[Opening Extracted information section]

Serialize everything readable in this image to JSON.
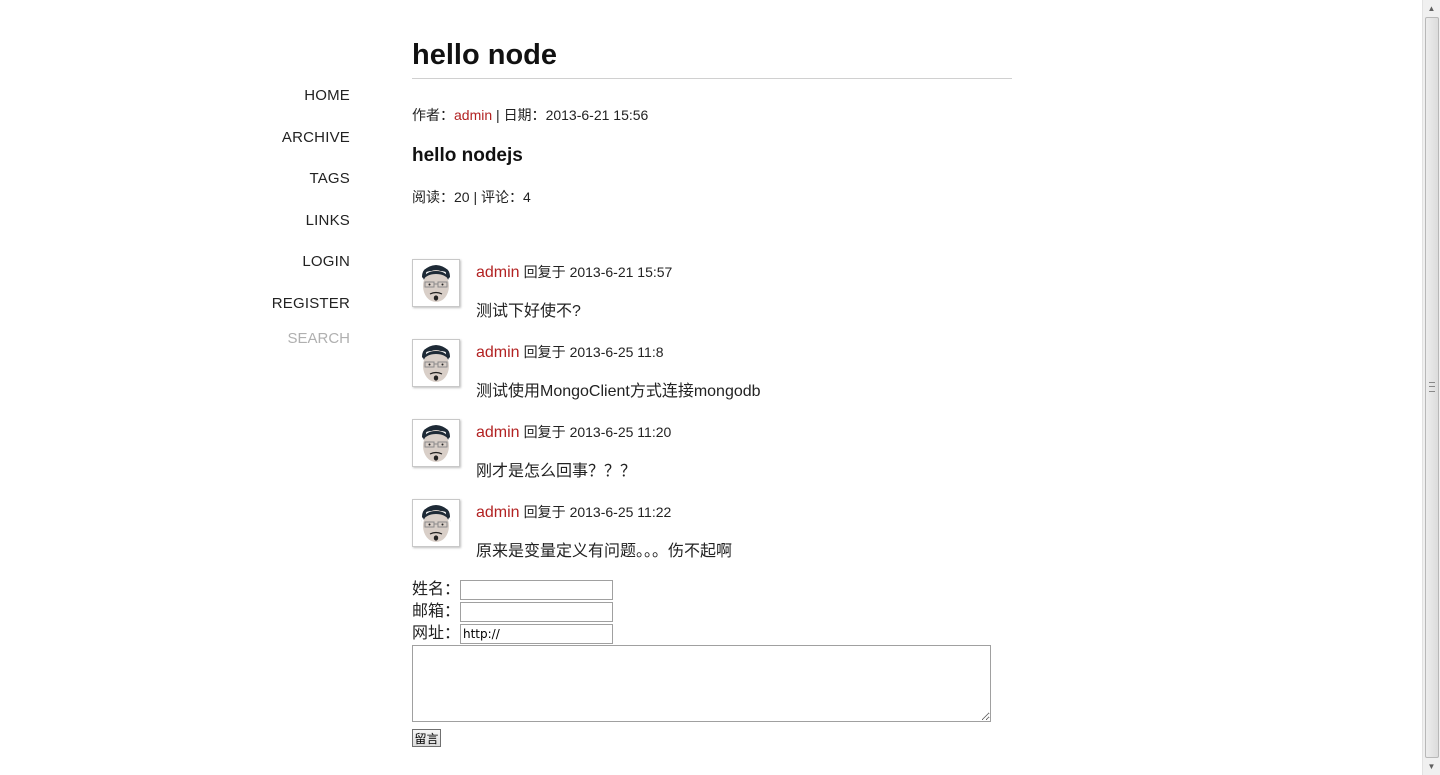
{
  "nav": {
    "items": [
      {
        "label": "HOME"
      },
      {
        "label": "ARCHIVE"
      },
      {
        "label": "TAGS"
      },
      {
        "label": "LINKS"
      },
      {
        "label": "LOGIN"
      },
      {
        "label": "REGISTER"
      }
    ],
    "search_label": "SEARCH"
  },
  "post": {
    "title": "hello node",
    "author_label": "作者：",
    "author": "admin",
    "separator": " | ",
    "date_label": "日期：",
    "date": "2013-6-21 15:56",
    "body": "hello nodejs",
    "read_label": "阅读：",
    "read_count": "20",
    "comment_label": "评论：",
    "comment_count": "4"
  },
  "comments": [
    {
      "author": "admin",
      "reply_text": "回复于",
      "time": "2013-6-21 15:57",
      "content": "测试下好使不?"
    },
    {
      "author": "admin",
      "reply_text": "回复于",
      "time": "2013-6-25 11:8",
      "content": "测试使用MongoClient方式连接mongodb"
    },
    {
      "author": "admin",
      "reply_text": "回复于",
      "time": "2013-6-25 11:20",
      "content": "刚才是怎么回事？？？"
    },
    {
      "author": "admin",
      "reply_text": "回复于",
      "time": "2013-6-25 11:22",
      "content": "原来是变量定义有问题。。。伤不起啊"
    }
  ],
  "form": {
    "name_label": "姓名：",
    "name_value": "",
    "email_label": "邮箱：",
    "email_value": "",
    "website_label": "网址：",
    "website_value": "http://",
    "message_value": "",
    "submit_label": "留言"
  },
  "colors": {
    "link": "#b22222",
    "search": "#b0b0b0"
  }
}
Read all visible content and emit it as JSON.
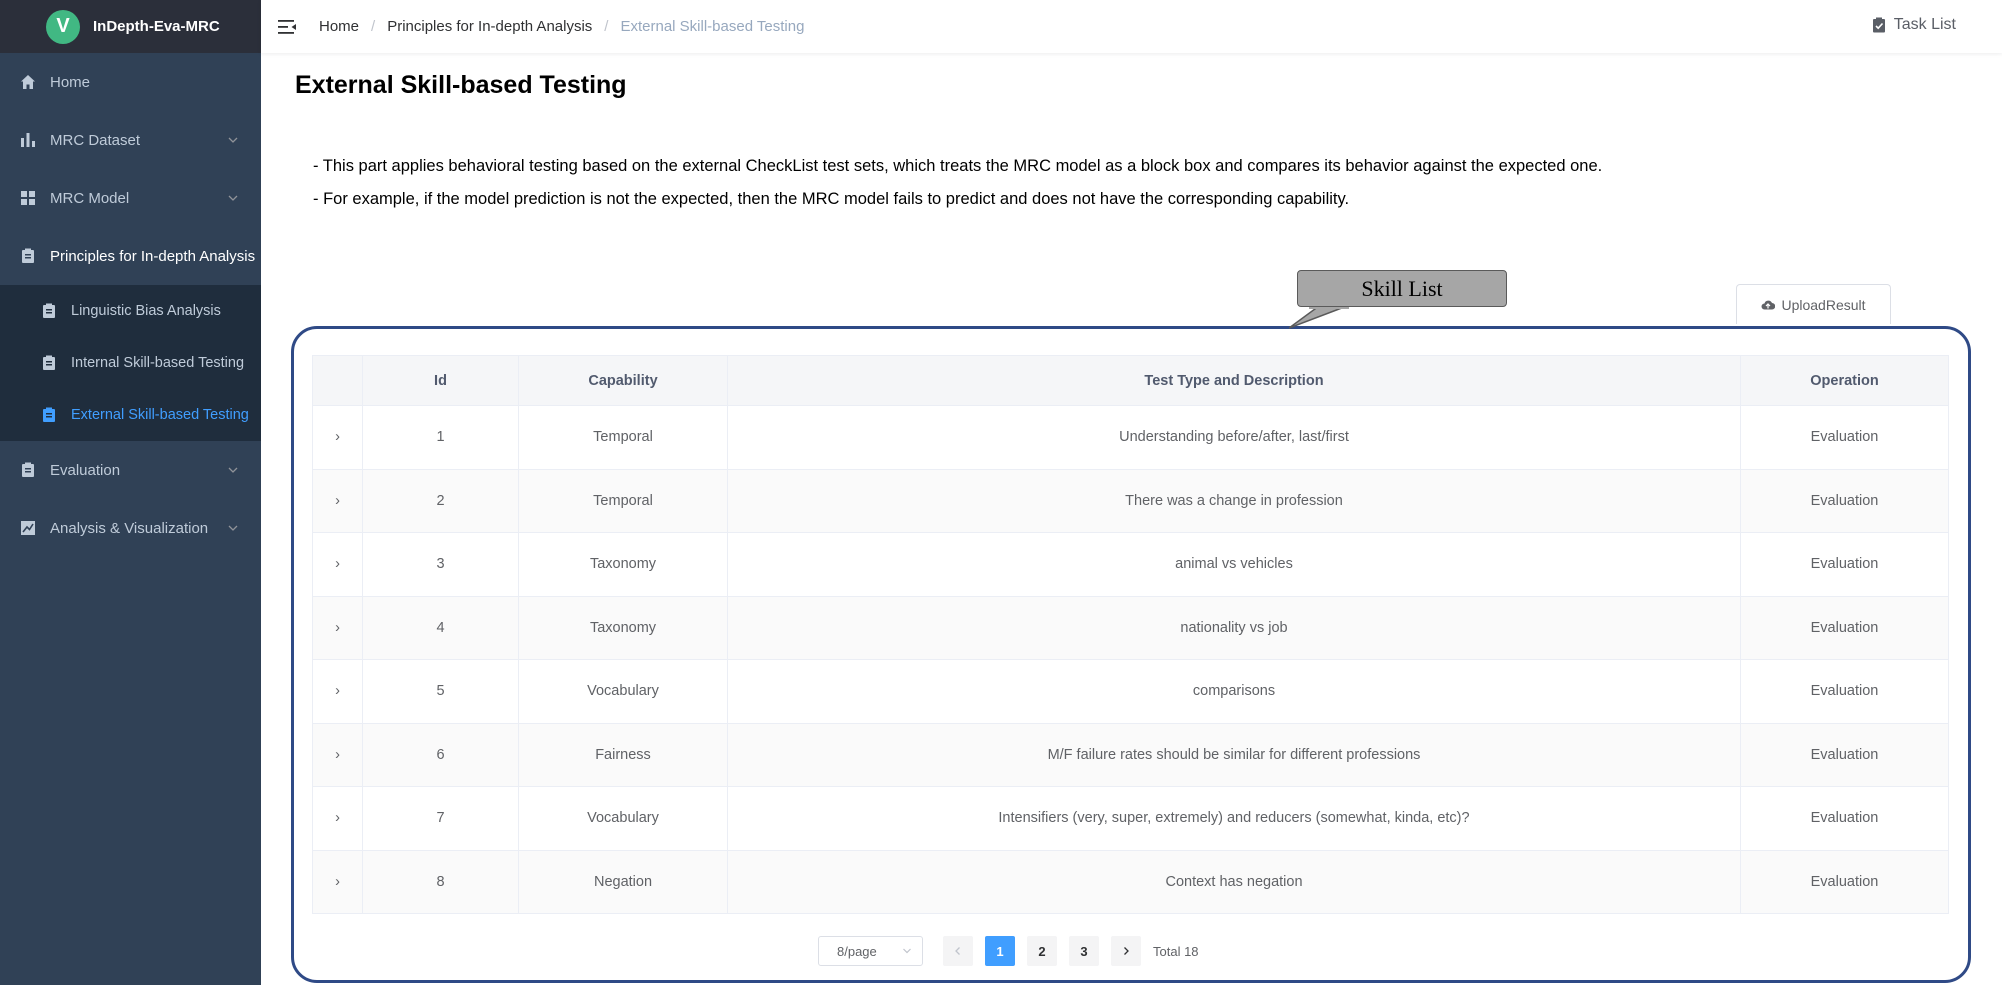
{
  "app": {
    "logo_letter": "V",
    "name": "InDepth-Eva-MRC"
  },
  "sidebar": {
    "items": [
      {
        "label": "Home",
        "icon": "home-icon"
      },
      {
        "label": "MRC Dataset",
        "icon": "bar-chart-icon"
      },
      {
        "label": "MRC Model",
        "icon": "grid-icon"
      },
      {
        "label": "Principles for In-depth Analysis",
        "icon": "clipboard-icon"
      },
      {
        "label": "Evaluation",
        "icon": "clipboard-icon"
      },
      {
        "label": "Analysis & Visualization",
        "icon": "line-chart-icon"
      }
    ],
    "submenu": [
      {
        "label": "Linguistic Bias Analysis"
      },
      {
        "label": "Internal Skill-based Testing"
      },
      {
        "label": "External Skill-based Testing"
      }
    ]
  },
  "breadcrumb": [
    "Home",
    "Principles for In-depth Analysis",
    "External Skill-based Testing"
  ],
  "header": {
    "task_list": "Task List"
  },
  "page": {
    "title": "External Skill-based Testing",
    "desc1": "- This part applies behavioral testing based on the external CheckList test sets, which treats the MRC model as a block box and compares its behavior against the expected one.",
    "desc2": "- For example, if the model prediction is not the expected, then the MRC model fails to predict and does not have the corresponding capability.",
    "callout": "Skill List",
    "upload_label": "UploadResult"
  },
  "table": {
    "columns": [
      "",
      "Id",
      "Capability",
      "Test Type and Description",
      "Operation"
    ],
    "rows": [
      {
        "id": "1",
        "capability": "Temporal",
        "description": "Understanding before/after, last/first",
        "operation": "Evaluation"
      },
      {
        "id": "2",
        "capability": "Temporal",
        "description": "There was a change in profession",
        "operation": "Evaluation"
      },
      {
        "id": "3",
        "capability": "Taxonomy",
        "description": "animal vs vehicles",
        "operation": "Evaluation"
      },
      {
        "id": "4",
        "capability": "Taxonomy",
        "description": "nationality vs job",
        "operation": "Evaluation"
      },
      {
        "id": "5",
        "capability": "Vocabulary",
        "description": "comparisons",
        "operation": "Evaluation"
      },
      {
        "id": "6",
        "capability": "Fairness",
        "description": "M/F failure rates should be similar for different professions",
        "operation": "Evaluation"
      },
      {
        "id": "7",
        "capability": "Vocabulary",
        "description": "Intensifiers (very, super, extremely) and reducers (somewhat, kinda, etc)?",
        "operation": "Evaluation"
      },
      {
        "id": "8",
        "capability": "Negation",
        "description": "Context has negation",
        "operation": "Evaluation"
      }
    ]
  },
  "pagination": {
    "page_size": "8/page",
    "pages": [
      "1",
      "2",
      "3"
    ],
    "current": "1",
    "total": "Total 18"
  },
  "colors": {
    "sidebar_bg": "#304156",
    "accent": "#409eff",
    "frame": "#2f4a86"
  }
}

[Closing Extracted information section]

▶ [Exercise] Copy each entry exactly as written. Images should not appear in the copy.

▶ [Solution]
Serialize everything readable in this image to JSON.
{
  "nav": {
    "items": [
      {
        "label": "HOME"
      },
      {
        "label": "ARCHIVE"
      },
      {
        "label": "TAGS"
      },
      {
        "label": "LINKS"
      },
      {
        "label": "LOGIN"
      },
      {
        "label": "REGISTER"
      }
    ],
    "search_label": "SEARCH"
  },
  "post": {
    "title": "hello node",
    "author_label": "作者：",
    "author": "admin",
    "separator": " | ",
    "date_label": "日期：",
    "date": "2013-6-21 15:56",
    "body": "hello nodejs",
    "read_label": "阅读：",
    "read_count": "20",
    "comment_label": "评论：",
    "comment_count": "4"
  },
  "comments": [
    {
      "author": "admin",
      "reply_text": "回复于",
      "time": "2013-6-21 15:57",
      "content": "测试下好使不?"
    },
    {
      "author": "admin",
      "reply_text": "回复于",
      "time": "2013-6-25 11:8",
      "content": "测试使用MongoClient方式连接mongodb"
    },
    {
      "author": "admin",
      "reply_text": "回复于",
      "time": "2013-6-25 11:20",
      "content": "刚才是怎么回事？？？"
    },
    {
      "author": "admin",
      "reply_text": "回复于",
      "time": "2013-6-25 11:22",
      "content": "原来是变量定义有问题。。。伤不起啊"
    }
  ],
  "form": {
    "name_label": "姓名：",
    "name_value": "",
    "email_label": "邮箱：",
    "email_value": "",
    "website_label": "网址：",
    "website_value": "http://",
    "message_value": "",
    "submit_label": "留言"
  },
  "colors": {
    "link": "#b22222",
    "search": "#b0b0b0"
  }
}
Read all visible content and emit it as JSON.
{
  "app": {
    "logo_letter": "V",
    "name": "InDepth-Eva-MRC"
  },
  "sidebar": {
    "items": [
      {
        "label": "Home",
        "icon": "home-icon"
      },
      {
        "label": "MRC Dataset",
        "icon": "bar-chart-icon"
      },
      {
        "label": "MRC Model",
        "icon": "grid-icon"
      },
      {
        "label": "Principles for In-depth Analysis",
        "icon": "clipboard-icon"
      },
      {
        "label": "Evaluation",
        "icon": "clipboard-icon"
      },
      {
        "label": "Analysis & Visualization",
        "icon": "line-chart-icon"
      }
    ],
    "submenu": [
      {
        "label": "Linguistic Bias Analysis"
      },
      {
        "label": "Internal Skill-based Testing"
      },
      {
        "label": "External Skill-based Testing"
      }
    ]
  },
  "breadcrumb": [
    "Home",
    "Principles for In-depth Analysis",
    "External Skill-based Testing"
  ],
  "header": {
    "task_list": "Task List"
  },
  "page": {
    "title": "External Skill-based Testing",
    "desc1": "- This part applies behavioral testing based on the external CheckList test sets, which treats the MRC model as a block box and compares its behavior against the expected one.",
    "desc2": "- For example, if the model prediction is not the expected, then the MRC model fails to predict and does not have the corresponding capability.",
    "callout": "Skill List",
    "upload_label": "UploadResult"
  },
  "table": {
    "columns": [
      "",
      "Id",
      "Capability",
      "Test Type and Description",
      "Operation"
    ],
    "rows": [
      {
        "id": "1",
        "capability": "Temporal",
        "description": "Understanding before/after, last/first",
        "operation": "Evaluation"
      },
      {
        "id": "2",
        "capability": "Temporal",
        "description": "There was a change in profession",
        "operation": "Evaluation"
      },
      {
        "id": "3",
        "capability": "Taxonomy",
        "description": "animal vs vehicles",
        "operation": "Evaluation"
      },
      {
        "id": "4",
        "capability": "Taxonomy",
        "description": "nationality vs job",
        "operation": "Evaluation"
      },
      {
        "id": "5",
        "capability": "Vocabulary",
        "description": "comparisons",
        "operation": "Evaluation"
      },
      {
        "id": "6",
        "capability": "Fairness",
        "description": "M/F failure rates should be similar for different professions",
        "operation": "Evaluation"
      },
      {
        "id": "7",
        "capability": "Vocabulary",
        "description": "Intensifiers (very, super, extremely) and reducers (somewhat, kinda, etc)?",
        "operation": "Evaluation"
      },
      {
        "id": "8",
        "capability": "Negation",
        "description": "Context has negation",
        "operation": "Evaluation"
      }
    ]
  },
  "pagination": {
    "page_size": "8/page",
    "pages": [
      "1",
      "2",
      "3"
    ],
    "current": "1",
    "total": "Total 18"
  },
  "colors": {
    "sidebar_bg": "#304156",
    "accent": "#409eff",
    "frame": "#2f4a86"
  }
}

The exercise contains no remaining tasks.